We also stayed in a beautiful B&B, in the “honeymoon suite” with a view overlooking the canal. The bed there was incredible… after months of sleeping on a tiny divan that is smaller than a twin bed, sleeping in a king sized bed was pure luxury : ) Here’s a view of our B&B from outside, with us posing in the windows : )
Italian food was also pretty incredible… we managed to eat gelato four times in one day, and I’m sure the calories don’t count because we spent the whole day walking. Or at least, that’s what I’m telling myself ; ) My favorite gelato flavor was coffee (this should come as no surprise to those who know me), but dark chocolate was a close second (no surprise there either!).
One of my favorite meals was real Italian pizza. It was heaven in every bite!
Every day we ate big lunches outside at cafes overlooking the water, and we tried a different bottle of wine with each meal. My favorite wine was prosecco, which is an Italian sparkling wine. Yum! I also found authentic Tiramisu, which made me think of my Dad and miss him : )

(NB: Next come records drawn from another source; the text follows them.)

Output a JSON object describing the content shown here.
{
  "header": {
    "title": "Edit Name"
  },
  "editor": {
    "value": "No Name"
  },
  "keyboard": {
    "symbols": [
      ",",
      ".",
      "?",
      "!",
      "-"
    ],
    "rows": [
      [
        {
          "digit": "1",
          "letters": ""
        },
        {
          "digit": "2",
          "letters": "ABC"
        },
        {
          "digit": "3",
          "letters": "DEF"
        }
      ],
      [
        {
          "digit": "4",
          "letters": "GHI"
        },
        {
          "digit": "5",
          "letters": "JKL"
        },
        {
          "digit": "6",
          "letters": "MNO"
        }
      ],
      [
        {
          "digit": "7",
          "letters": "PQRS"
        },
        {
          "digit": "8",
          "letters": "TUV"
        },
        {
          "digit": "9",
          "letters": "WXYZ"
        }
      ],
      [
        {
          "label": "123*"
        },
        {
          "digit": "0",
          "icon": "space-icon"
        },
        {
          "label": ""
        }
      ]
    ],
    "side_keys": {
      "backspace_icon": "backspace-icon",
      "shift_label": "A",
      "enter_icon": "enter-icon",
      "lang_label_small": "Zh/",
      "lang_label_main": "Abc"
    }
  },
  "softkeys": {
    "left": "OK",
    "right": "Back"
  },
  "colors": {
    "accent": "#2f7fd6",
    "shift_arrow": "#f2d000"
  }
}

From left: Me, Andy, Tam, and Danny
For more highlights from Venice, see Venice Highlights, Part II
Happy Saint Patrick’s Day to everyone at home in the US of A!
This week for English Club on Tuesday with my older students, I made Saint Patrick’s Day the theme and showed them a Powerpoint slideshow about the holiday and how it is celebrated in the US. (Fellow PCVs-check out the slideshow here if you’re interested in using it for your classes!) Here are some of the facts that I shared:
- This holiday originated in Ireland as a holiday to celebrate St. Patrick.
- He was a Catholic missionary to Ireland who converted pagans to Christianity.
- Symbols of St Patrick’s Day include the shamrock, the leprechaun, and a pot of gold.
- Historically, it was a religious holiday, celebrating the feast day of the Catholic St. Patrick
- Today it is a secular holiday, celebrating Irish culture and history. People wear green clothes, drink green beer, and even dye the rivers green. People often incorporate the phrase, “Kiss me, I’m Irish” (even if they’re not, in fact, Irish).
- Interesting fact: 34 million Americans claim Irish heritage
The kids were really interested in St. Patrick’s Day, as many of them had never heard of it before. I showed them a picture of Chicago, where the river is dyed green in honor of the St. Patty’s Day festivities every year, and they were blown away. “How much dye does it take?” they asked, and I told them I honestly had no clue. I think it was a tie between green beer and green rivers, as to which part of St. Patty’s Day my students found most fascinating ; )
After we finished the slideshow, I quizzed them on the information I presented to see how much of it they retained. They answered all my questions correctly, and I reminded them to wear green on Thursday and tell all their friends that they were being Irish for the day. And today (Thursday), I saw that some of my students had remembered and worn green clothing! I was so excited, and I asked the students to explain St. Patrick’s Day to the rest of their classmates (who hadn’t come to English Club). I was thinking that they would mention who Saint Patrick was, or perhaps just say that its an Irish holiday. But no, that’s not what they recalled from English Club. The first student just said “its a holiday in America where everyone drinks green beer!” and the second student said “everyone says “Kiss me, I’m Irish!” Really, that’s all they remembered? After I finished laughing, I just explained the holiday myself, but I’m pretty sure the idea of green beer eclipsed any thought of a centuries-old Catholic missionary. They are teenagers, after all : P